To the world, gymnast Dipa Karmakar's decision to go with the life-threatening Produnova vault during the preliminaries and then the final of the women's vault event was an act of indomitable courage. It won her fans round the world, and not just in India.
However, that's not all there was to it. The choice of the Produnova was in fact a daring act of strategy Karmakar employed with a view to vaulting into the medal bracket. It was deployed after careful calculation of the strengths of her competitors and the best way in which she could hope to outscore them.

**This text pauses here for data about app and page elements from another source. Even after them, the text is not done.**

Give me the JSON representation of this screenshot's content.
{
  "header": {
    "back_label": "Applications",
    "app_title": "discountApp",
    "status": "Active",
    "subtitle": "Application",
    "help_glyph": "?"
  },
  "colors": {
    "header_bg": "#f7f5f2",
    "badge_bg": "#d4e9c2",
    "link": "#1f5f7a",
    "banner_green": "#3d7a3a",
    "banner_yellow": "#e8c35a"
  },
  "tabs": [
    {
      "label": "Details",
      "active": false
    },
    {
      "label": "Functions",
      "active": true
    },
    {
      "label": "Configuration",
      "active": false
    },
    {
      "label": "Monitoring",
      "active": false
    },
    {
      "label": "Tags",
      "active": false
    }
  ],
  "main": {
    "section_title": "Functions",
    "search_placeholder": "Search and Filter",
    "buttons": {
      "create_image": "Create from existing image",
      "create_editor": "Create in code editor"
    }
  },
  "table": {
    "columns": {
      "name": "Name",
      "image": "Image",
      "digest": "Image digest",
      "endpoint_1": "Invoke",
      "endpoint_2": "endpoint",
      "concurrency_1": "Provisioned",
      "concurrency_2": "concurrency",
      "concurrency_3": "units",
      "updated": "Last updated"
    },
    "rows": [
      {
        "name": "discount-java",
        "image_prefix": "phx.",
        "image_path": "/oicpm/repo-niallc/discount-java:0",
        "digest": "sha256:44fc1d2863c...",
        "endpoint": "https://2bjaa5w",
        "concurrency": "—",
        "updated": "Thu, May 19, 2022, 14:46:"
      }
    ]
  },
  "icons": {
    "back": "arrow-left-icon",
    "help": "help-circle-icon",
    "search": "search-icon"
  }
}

After all, no one was going to try what she was about to. As eventual champion Simone Biles put it when asked whether she'd attempt the Produnova: "I'm not trying to die."
As things turned out, it almost worked.
The mathematics of the Produnova
Consider the final result. Karmakar's tally was 15.066. Or, 0.9 points short of gold medal winner Simone Biles's 15.966; 0.187 points short of silver medallist Maria Peseka's 15.253; and a mere 0.15 points short of bronze medal winner Giulia Steingruber's 15.216.
Karmakar knew only too well that her competitors, having trained with the best infrastructure, support and technique, would most likely outscore her on execution. So, her road to a medal had to be through a jump with a high degree of difficulty.
The way the scoring works, the degree of difficulty of a jump is added to the execution score, and penalties deducted, if any, to arrive at the final score. A participant has to perform two different jumps – Karmakar couldn't have repeated the Produnova – and the average of the two scores is the one used for the medal rankings.
So, knowing that she might lag behind on execution, Karmakar chose the jump with the highest degree of difficulty: 7. How much of an edge did this bring her? Well, because her first jump was much easier, with a degree of difficulty of 6, her average from this aspect of the scoring was 6.5 – compared to Biles's and Paseka's 6.35, and Steingruber's 6. In other words, if Karmakar could match them on execution, she would have an advantage of 0.15 points and 0.5 points, respectively.
And that would have at least won her a bronze.
Obviously, the Produnova is much tougher to execute. In the event, Karmakar ended up with execution scores of 8.866 on the easier jump – the Tsukahara 720, a half-turn off the springboard on to the vault table, and then a push backwards stretched with a 2/1 turn – and of 8.266 on the tougher Produnova. And these turned out not to be good enough to bridge the gap with the leaders.
But Karmakar's thinking was clear. And she'll be back.
Yelena Produnova was a Russian gymnast who retired in 2000 after the Sydney Olympics, where she finished with silver and a bronze medal. She was 19 when she first tried the Produnova and by time she retired, it became one of the most difficult vaults in the world.
The Produnova requires a gymnast to run up to the vault and first execute a handspring, which tosses her up into the air. Then, she has to perform two somersaults while up there, and land on her feet. Because the chances of landing on one's neck or head are high with this jump, it's widely considered a life-threatening one.